  • The First -- "The Choice" -

    Sean Penn Drama 'The First' Was 'Unrelatable' to British Audiences, Channel 4 Exec Says

    Channel 4’s director of programs Ian Katz says the British broadcaster has learned a good lesson from the failure last year of its big-budget Hulu co-production “The First” to resonate with U.K. audiences. Speaking at the Edinburgh TV Festival, Katz described the Sean Penn-starring drama about a mission to Mars as a “really classy piece [...]

  • Hugh Laurie

    Hugh Laurie to Star in New BBC Thriller 'Roadkill' by David Hare

    Hugh Laurie, the Golden Globe-winning star of “House” and “The Night Manager,” will play a beleaguered politician in a new four-part thriller for the BBC, “Roadkill,” from acclaimed playwright and screenwriter David Hare. The series is being produced by The Forge (“Collateral”). Laurie stars as Peter Laurence, a charismatic Conservative Party government minister who remains [...]

  • Bernie Sanders and Elizabeth WarrenSecond 2020

    ABC News Sets Moderators, Rules for Third Democratic Debate

    ABC News has announced the moderators for the third Democratic debate, as well as the qualification rules. The debate will be held on Thursday, Sept. 12, and will spill over to Friday, Sept. 13 if more than 10 candidates qualify. The moderating team will consist of chief anchor George Stephanopoulos, “World News Tonight” anchor and [...]

  • James Corden Paul McCartney Carpool Karaoke

    James Corden Got a Little Help From Paul McCartney on His Drive to the Emmys

    Saying “Baby, I could drive your car” has proven to be a very good strategy for James Corden — never more so than when he put Paul McCartney into the highly sought passenger seat.

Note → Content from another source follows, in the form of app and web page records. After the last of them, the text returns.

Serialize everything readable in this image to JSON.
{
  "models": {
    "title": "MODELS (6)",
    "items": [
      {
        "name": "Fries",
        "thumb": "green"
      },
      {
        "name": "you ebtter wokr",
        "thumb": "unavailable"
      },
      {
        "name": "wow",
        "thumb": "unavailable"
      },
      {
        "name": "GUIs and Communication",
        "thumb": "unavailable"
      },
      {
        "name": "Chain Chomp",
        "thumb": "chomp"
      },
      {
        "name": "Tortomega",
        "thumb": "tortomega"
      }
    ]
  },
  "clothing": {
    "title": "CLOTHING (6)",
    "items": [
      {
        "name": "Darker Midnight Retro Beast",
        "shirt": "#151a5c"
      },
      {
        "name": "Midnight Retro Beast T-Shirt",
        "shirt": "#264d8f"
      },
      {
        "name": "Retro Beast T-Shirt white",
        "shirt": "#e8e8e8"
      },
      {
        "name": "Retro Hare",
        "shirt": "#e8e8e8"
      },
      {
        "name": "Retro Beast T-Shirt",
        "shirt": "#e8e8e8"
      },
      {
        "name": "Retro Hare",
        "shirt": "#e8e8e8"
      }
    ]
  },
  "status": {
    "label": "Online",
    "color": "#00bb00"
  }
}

The primetime special “Carpool Karaoke: When Corden Met McCartney, Live From Liverpool” is a contender in five Emmy categories this year, [...]

More From Our Brands

Access exclusive content